* DATASET EXTRACT:
++++++++++++++++++++

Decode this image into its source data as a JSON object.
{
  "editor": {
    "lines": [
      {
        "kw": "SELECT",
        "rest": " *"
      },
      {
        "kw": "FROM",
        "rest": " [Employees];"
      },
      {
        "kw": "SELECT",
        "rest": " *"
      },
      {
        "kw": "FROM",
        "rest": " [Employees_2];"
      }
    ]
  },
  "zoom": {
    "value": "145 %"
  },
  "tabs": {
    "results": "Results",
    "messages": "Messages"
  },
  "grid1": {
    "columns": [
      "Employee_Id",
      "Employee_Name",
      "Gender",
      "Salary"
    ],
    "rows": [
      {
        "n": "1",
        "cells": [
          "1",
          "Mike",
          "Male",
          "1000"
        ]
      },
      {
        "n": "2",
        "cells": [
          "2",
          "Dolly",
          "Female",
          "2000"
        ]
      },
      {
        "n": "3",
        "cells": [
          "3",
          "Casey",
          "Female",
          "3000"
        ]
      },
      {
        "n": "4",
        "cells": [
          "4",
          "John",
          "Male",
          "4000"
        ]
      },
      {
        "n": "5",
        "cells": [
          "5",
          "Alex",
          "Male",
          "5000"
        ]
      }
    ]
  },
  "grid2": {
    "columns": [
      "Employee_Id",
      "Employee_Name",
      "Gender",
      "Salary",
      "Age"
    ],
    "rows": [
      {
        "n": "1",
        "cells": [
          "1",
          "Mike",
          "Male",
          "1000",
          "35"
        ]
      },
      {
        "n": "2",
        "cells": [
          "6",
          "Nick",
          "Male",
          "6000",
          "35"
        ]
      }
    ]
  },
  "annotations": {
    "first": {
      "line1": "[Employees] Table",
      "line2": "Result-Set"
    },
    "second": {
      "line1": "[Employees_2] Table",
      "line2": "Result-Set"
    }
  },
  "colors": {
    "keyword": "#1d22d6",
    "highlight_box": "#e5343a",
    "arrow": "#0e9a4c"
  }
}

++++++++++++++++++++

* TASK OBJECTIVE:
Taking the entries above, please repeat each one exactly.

* OUTPUT FOR THIS EXERCISE:
Decode this image into its source data as a JSON object.
{
  "editor": {
    "lines": [
      {
        "kw": "SELECT",
        "rest": " *"
      },
      {
        "kw": "FROM",
        "rest": " [Employees];"
      },
      {
        "kw": "SELECT",
        "rest": " *"
      },
      {
        "kw": "FROM",
        "rest": " [Employees_2];"
      }
    ]
  },
  "zoom": {
    "value": "145 %"
  },
  "tabs": {
    "results": "Results",
    "messages": "Messages"
  },
  "grid1": {
    "columns": [
      "Employee_Id",
      "Employee_Name",
      "Gender",
      "Salary"
    ],
    "rows": [
      {
        "n": "1",
        "cells": [
          "1",
          "Mike",
          "Male",
          "1000"
        ]
      },
      {
        "n": "2",
        "cells": [
          "2",
          "Dolly",
          "Female",
          "2000"
        ]
      },
      {
        "n": "3",
        "cells": [
          "3",
          "Casey",
          "Female",
          "3000"
        ]
      },
      {
        "n": "4",
        "cells": [
          "4",
          "John",
          "Male",
          "4000"
        ]
      },
      {
        "n": "5",
        "cells": [
          "5",
          "Alex",
          "Male",
          "5000"
        ]
      }
    ]
  },
  "grid2": {
    "columns": [
      "Employee_Id",
      "Employee_Name",
      "Gender",
      "Salary",
      "Age"
    ],
    "rows": [
      {
        "n": "1",
        "cells": [
          "1",
          "Mike",
          "Male",
          "1000",
          "35"
        ]
      },
      {
        "n": "2",
        "cells": [
          "6",
          "Nick",
          "Male",
          "6000",
          "35"
        ]
      }
    ]
  },
  "annotations": {
    "first": {
      "line1": "[Employees] Table",
      "line2": "Result-Set"
    },
    "second": {
      "line1": "[Employees_2] Table",
      "line2": "Result-Set"
    }
  },
  "colors": {
    "keyword": "#1d22d6",
    "highlight_box": "#e5343a",
    "arrow": "#0e9a4c"
  }
}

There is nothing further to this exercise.